### Supplied data

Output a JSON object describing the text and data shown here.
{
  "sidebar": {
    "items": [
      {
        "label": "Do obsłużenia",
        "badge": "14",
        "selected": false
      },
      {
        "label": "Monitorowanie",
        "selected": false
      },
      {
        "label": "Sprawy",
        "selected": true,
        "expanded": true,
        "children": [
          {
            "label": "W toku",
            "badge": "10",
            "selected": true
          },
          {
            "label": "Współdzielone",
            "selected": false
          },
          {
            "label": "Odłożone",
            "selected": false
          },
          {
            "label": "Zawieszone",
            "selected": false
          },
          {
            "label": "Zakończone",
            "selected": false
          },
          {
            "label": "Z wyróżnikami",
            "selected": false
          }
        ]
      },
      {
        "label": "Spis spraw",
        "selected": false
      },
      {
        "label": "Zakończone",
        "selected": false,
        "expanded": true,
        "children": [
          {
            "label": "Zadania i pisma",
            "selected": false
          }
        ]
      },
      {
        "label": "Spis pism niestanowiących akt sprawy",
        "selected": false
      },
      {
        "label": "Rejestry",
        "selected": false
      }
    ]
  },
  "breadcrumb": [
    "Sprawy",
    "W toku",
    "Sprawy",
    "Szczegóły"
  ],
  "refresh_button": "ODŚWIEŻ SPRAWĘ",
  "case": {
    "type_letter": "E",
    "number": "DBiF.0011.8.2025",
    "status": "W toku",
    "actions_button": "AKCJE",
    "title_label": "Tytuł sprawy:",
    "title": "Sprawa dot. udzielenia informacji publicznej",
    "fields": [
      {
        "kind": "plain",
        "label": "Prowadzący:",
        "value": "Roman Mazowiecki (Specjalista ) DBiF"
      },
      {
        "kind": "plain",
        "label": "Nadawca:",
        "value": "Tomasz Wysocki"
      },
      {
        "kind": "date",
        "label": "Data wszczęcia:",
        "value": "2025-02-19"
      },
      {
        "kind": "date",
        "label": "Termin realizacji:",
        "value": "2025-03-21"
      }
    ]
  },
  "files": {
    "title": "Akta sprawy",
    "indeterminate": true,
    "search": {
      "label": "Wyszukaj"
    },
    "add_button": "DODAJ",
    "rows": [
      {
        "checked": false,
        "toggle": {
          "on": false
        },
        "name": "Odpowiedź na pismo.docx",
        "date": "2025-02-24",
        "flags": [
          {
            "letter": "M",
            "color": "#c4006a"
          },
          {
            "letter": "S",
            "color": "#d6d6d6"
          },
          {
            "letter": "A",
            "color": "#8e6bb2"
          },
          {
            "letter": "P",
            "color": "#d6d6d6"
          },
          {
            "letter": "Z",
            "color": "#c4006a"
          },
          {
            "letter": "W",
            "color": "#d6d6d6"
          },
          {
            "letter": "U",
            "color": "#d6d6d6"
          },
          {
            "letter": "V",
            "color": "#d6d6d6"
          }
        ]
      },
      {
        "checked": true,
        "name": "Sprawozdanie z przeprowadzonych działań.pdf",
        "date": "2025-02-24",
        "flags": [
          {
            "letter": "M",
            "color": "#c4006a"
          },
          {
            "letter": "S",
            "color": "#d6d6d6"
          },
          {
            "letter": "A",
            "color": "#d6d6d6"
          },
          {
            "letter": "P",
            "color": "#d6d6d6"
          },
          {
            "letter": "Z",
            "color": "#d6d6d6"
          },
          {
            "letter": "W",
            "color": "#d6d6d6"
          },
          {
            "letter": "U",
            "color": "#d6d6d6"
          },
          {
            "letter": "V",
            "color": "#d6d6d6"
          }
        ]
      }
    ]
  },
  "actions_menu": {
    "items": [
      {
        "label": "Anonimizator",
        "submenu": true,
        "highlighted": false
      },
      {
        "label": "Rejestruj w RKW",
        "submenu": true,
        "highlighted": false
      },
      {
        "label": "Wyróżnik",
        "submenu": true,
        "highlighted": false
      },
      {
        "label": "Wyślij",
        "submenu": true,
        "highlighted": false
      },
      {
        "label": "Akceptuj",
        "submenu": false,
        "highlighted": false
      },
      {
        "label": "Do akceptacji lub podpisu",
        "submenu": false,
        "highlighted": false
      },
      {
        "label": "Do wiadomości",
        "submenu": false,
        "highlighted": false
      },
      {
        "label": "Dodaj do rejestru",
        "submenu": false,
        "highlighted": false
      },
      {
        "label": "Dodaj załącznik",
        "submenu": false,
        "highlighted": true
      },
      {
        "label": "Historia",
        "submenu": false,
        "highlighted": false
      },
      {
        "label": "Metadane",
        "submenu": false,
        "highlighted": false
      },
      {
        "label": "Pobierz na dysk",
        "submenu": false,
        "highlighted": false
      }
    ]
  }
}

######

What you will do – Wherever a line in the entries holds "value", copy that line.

Written answer –
        "value": "Roman Mazowiecki (Specjalista ) DBiF"
        "value": "Tomasz Wysocki"
        "value": "2025-02-19"
        "value": "2025-03-21"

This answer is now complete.